A street in Beacon Hill will be named in honor of Alan Sugiyama, an Asian American civil rights leader, educator and mentor who passed away in 2017. Today the City Council voted 7-0 to pass a resolution recognizing the stretch of road between 15th Avenue South from South Nevada Street to South Columbia Way as “Al Sugiyama Way.”
“It’s a proud day for us,” said Larry Matsuda, one of a group of Sugiyama’s friends who advocated for the street renaming. Thanks to their efforts, raising over $2,500 and gathering the support of the local community, the City will construct and install street signs bearing Sugiyama’s name.
Matsuda said Sugiyama was fond of a quote often attributed to Andrew Jackson: “One man with courage makes a majority.”
“He lived that. He was the one person with courage who influenced others,” Matsuda said. “He was always working on behalf of the less fortunate, and he was selfless about it.” Sugiyama believed that “we should lend a helping hand to those who need because it helps the whole community and makes the whole community and the city better for it,” Matsuda said

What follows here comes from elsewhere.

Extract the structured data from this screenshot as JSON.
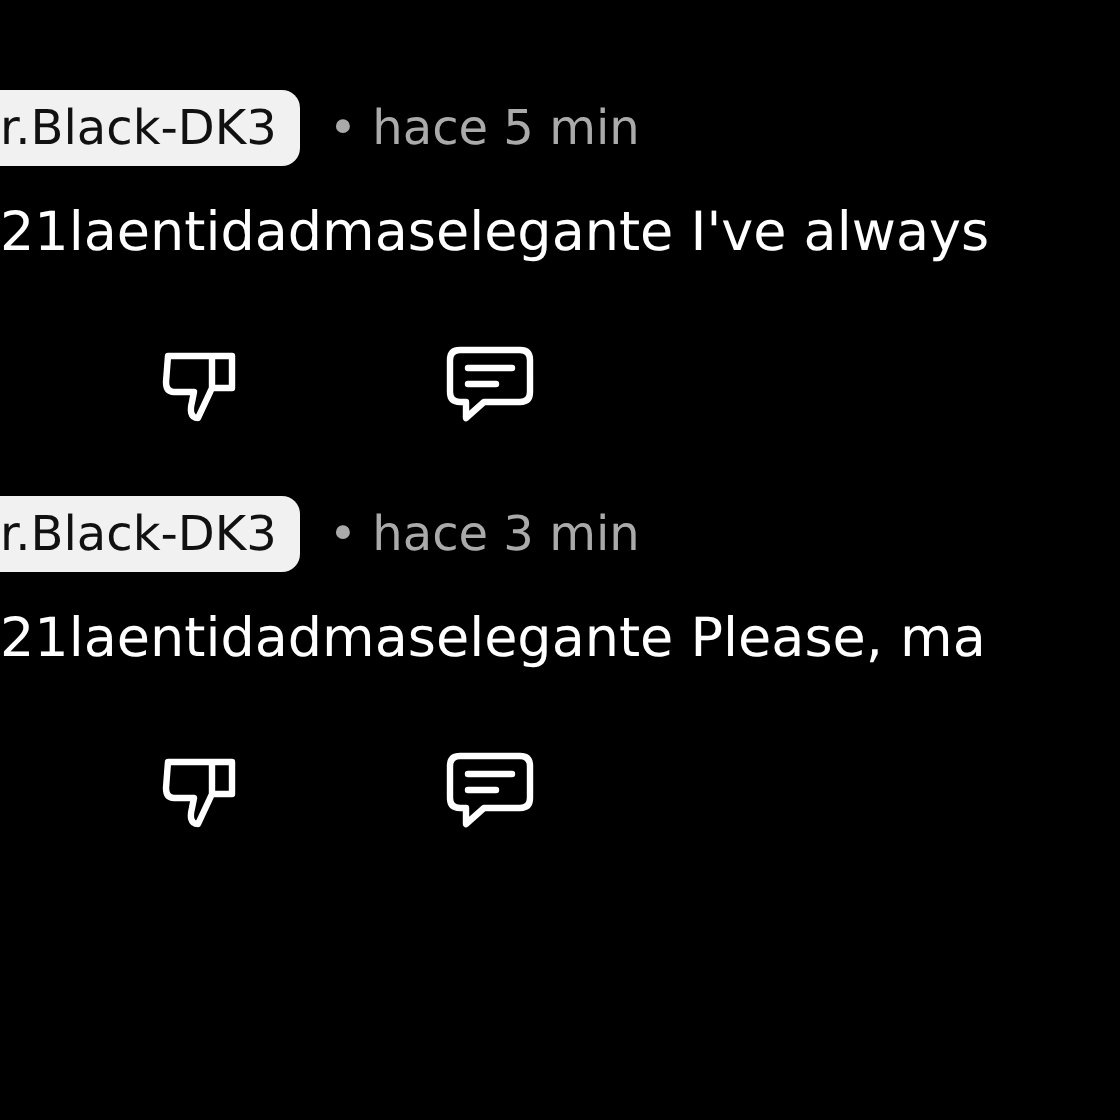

Sugiyama was the first Asian American elected to the Seattle School Board. He founded the Center for Career Alternatives, a job training and education program serving low-income people in King and Snohomish Counties, which he ran from 1979 to 2010, and the Asian Family Affair newspaper. He also served as director of the Executive Development Institute (EDI), an agency providing training and mentorship for local Asian American leaders. During public comment before the Council vote, people described him as a fearless activist, public servant and selfless mentor.
“Al was just a special person – he took time to listen to you, he took time to help,” said Michael Gebrekristos, who was 13 when he met Sugiyama at an employment office. Gebrekristos had just been turned down for a summer job because of his youth, but Sugiyama offered him one at his office, which Gebrekristos continued through high school. Sugiyama became a mentor to him, helping him get into college. “He helped me achieve goals I’d never expected to achieve,” Gebrekristos said.
Gebrekristos worked for Sugiyama’s Center for Career Alternatives for several years, and now works for the City. Sugiyama taught him to help others and to give back. He told Gebrekristos, an immigrant from Eritrea, to remember where he came from, “to always love who you are and accept yourself how you are and don’t let anybody tell you you can’t do anything.”
Sugiyama was born in Seattle 1949, to a mother who was incarcerated in Camp Minodoka during WWII. Sugiyama attended Garfield High School at the height of the Civil Rights movement, and he was inspired by Civil Rights leaders such as Martin Luther King Jr. and Stokely Carmichael. He co-founded the Oriental Student Union at Seattle Central and led successful demonstrations calling for Asian American studies classes at the college and for more Asians to be hired in administrative positions. When the college leadership dismissed their requests, Sugiyama led students to close down the administration office.
Sugiyama continued his leadership at the UW’s Asian Student Coalition when he transferred there in 1971. He helped Frank Irigon and other Asian American activists in Seattle to protest the construction of the Kingdome, which they believed threatened the existence of of the Chinatown International District.
Sugiyama was an activist at heart, for whom “going to jail was part of the package,” said Maria Batayola, a Beacon Hill community leader who was mentored by Sugiyama, during public comment.
But he knew activism was only one way of achieving change, according to former City Council member David Della. “Alan was the embodiment of what it was like to be militant, to demand respect, and to organize to fight against discrimination,” said Della during public comment. “But Al was never satisfied with just fighting from the outside, but understood that you also had to work inside the system to fight and improve people’s lives.”
When Sugiyama was elected to the Seattle School Board in 1990, he was the first Asian American to do so, even though Asian students made up a fourth of the student population. Sugiyama would serve two terms on the School Board, from 1990 to 1998.
Sugiyama lived on Beacon Hill for 40 years. He passed away in January 2017 after a two-year battle with cancer.
On Memorial Day in 2017, Matsuda and other friends of Sugiyama came up with the idea of commemorating his life with a sign.
“It is really fitting that Al’s memorial be on Beacon Hill where he lived,” Matsuda said — particularly given how much the neighborhood is changing and “becoming more gentrified.” It’s important, Matsuda said, that a memorial recognize “there was a Japanese person here who advocated for diversity, inclusion, social justice, and that it was here that it happened, not somewhere else.”